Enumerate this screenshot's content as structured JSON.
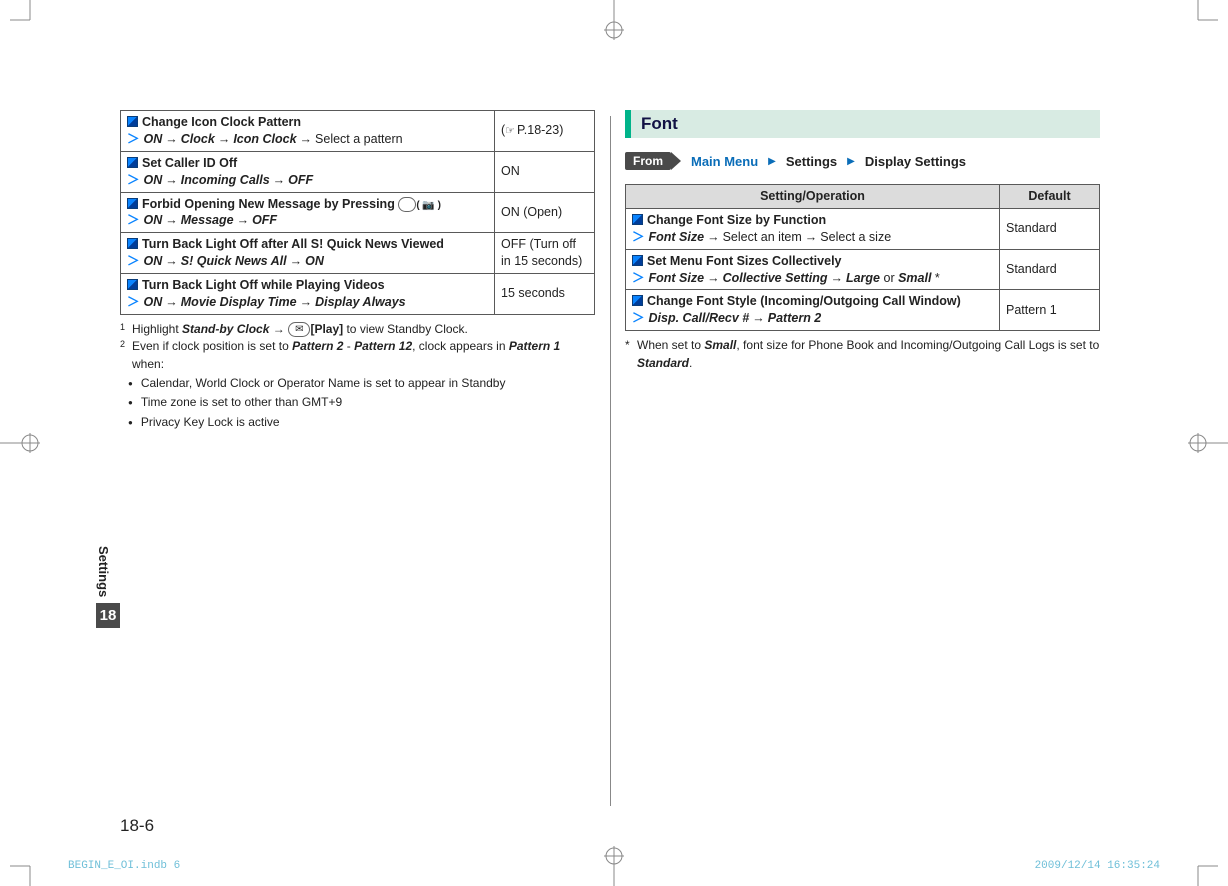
{
  "left_table": {
    "rows": [
      {
        "title": "Change Icon Clock Pattern",
        "ops": [
          "ON",
          "Clock",
          "Icon Clock"
        ],
        "tail": "Select a pattern",
        "default_prefix": "(",
        "default_hand": "☞",
        "default": "P.18-23)",
        "key_icon": null
      },
      {
        "title": "Set Caller ID Off",
        "ops": [
          "ON",
          "Incoming Calls",
          "OFF"
        ],
        "tail": "",
        "default": "ON",
        "key_icon": null
      },
      {
        "title_a": "Forbid Opening New Message by Pressing ",
        "key_icon": "●",
        "key_icon2": "( 📷 )",
        "ops": [
          "ON",
          "Message",
          "OFF"
        ],
        "tail": "",
        "default": "ON (Open)"
      },
      {
        "title": "Turn Back Light Off after All S! Quick News Viewed",
        "ops": [
          "ON",
          "S! Quick News All",
          "ON"
        ],
        "tail": "",
        "default": "OFF (Turn off in 15 seconds)",
        "key_icon": null
      },
      {
        "title": "Turn Back Light Off while Playing Videos",
        "ops": [
          "ON",
          "Movie Display Time",
          "Display Always"
        ],
        "tail": "",
        "default": "15 seconds",
        "key_icon": null
      }
    ]
  },
  "footnote1_pre": "Highlight ",
  "footnote1_ital": "Stand-by Clock",
  "footnote1_mid": " → ",
  "footnote1_key": "✉",
  "footnote1_play": "[Play]",
  "footnote1_post": " to view Standby Clock.",
  "footnote2_pre": "Even if clock position is set to ",
  "footnote2_p2": "Pattern 2",
  "footnote2_dash": " - ",
  "footnote2_p12": "Pattern 12",
  "footnote2_mid": ", clock appears in ",
  "footnote2_p1": "Pattern 1",
  "footnote2_post": " when:",
  "bullets": [
    "Calendar, World Clock or Operator Name is set to appear in Standby",
    "Time zone is set to other than GMT+9",
    "Privacy Key Lock is active"
  ],
  "right_section_title": "Font",
  "from_label": "From",
  "from_path": [
    "Main Menu",
    "Settings",
    "Display Settings"
  ],
  "right_header_setting": "Setting/Operation",
  "right_header_default": "Default",
  "right_table": {
    "rows": [
      {
        "title": "Change Font Size by Function",
        "op0": "Font Size",
        "tail1": "Select an item",
        "tail2": "Select a size",
        "default": "Standard"
      },
      {
        "title": "Set Menu Font Sizes Collectively",
        "op0": "Font Size",
        "op1": "Collective Setting",
        "op2": "Large",
        "or": " or ",
        "op3": "Small",
        "ast": " *",
        "default": "Standard"
      },
      {
        "title": "Change Font Style (Incoming/Outgoing Call Window)",
        "op0": "Disp. Call/Recv #",
        "op1": "Pattern 2",
        "default": "Pattern 1"
      }
    ]
  },
  "right_note_pre": "When set to ",
  "right_note_small": "Small",
  "right_note_mid": ", font size for Phone Book and Incoming/Outgoing Call Logs is set to ",
  "right_note_standard": "Standard",
  "right_note_post": ".",
  "side_tab_label": "Settings",
  "side_tab_num": "18",
  "page_num": "18-6",
  "footer_left": "BEGIN_E_OI.indb   6",
  "footer_right": "2009/12/14   16:35:24"
}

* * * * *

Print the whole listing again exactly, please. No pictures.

# REPLY
Enumerate this screenshot's content as structured JSON.
{
  "left_table": {
    "rows": [
      {
        "title": "Change Icon Clock Pattern",
        "ops": [
          "ON",
          "Clock",
          "Icon Clock"
        ],
        "tail": "Select a pattern",
        "default_prefix": "(",
        "default_hand": "☞",
        "default": "P.18-23)",
        "key_icon": null
      },
      {
        "title": "Set Caller ID Off",
        "ops": [
          "ON",
          "Incoming Calls",
          "OFF"
        ],
        "tail": "",
        "default": "ON",
        "key_icon": null
      },
      {
        "title_a": "Forbid Opening New Message by Pressing ",
        "key_icon": "●",
        "key_icon2": "( 📷 )",
        "ops": [
          "ON",
          "Message",
          "OFF"
        ],
        "tail": "",
        "default": "ON (Open)"
      },
      {
        "title": "Turn Back Light Off after All S! Quick News Viewed",
        "ops": [
          "ON",
          "S! Quick News All",
          "ON"
        ],
        "tail": "",
        "default": "OFF (Turn off in 15 seconds)",
        "key_icon": null
      },
      {
        "title": "Turn Back Light Off while Playing Videos",
        "ops": [
          "ON",
          "Movie Display Time",
          "Display Always"
        ],
        "tail": "",
        "default": "15 seconds",
        "key_icon": null
      }
    ]
  },
  "footnote1_pre": "Highlight ",
  "footnote1_ital": "Stand-by Clock",
  "footnote1_mid": " → ",
  "footnote1_key": "✉",
  "footnote1_play": "[Play]",
  "footnote1_post": " to view Standby Clock.",
  "footnote2_pre": "Even if clock position is set to ",
  "footnote2_p2": "Pattern 2",
  "footnote2_dash": " - ",
  "footnote2_p12": "Pattern 12",
  "footnote2_mid": ", clock appears in ",
  "footnote2_p1": "Pattern 1",
  "footnote2_post": " when:",
  "bullets": [
    "Calendar, World Clock or Operator Name is set to appear in Standby",
    "Time zone is set to other than GMT+9",
    "Privacy Key Lock is active"
  ],
  "right_section_title": "Font",
  "from_label": "From",
  "from_path": [
    "Main Menu",
    "Settings",
    "Display Settings"
  ],
  "right_header_setting": "Setting/Operation",
  "right_header_default": "Default",
  "right_table": {
    "rows": [
      {
        "title": "Change Font Size by Function",
        "op0": "Font Size",
        "tail1": "Select an item",
        "tail2": "Select a size",
        "default": "Standard"
      },
      {
        "title": "Set Menu Font Sizes Collectively",
        "op0": "Font Size",
        "op1": "Collective Setting",
        "op2": "Large",
        "or": " or ",
        "op3": "Small",
        "ast": " *",
        "default": "Standard"
      },
      {
        "title": "Change Font Style (Incoming/Outgoing Call Window)",
        "op0": "Disp. Call/Recv #",
        "op1": "Pattern 2",
        "default": "Pattern 1"
      }
    ]
  },
  "right_note_pre": "When set to ",
  "right_note_small": "Small",
  "right_note_mid": ", font size for Phone Book and Incoming/Outgoing Call Logs is set to ",
  "right_note_standard": "Standard",
  "right_note_post": ".",
  "side_tab_label": "Settings",
  "side_tab_num": "18",
  "page_num": "18-6",
  "footer_left": "BEGIN_E_OI.indb   6",
  "footer_right": "2009/12/14   16:35:24"
}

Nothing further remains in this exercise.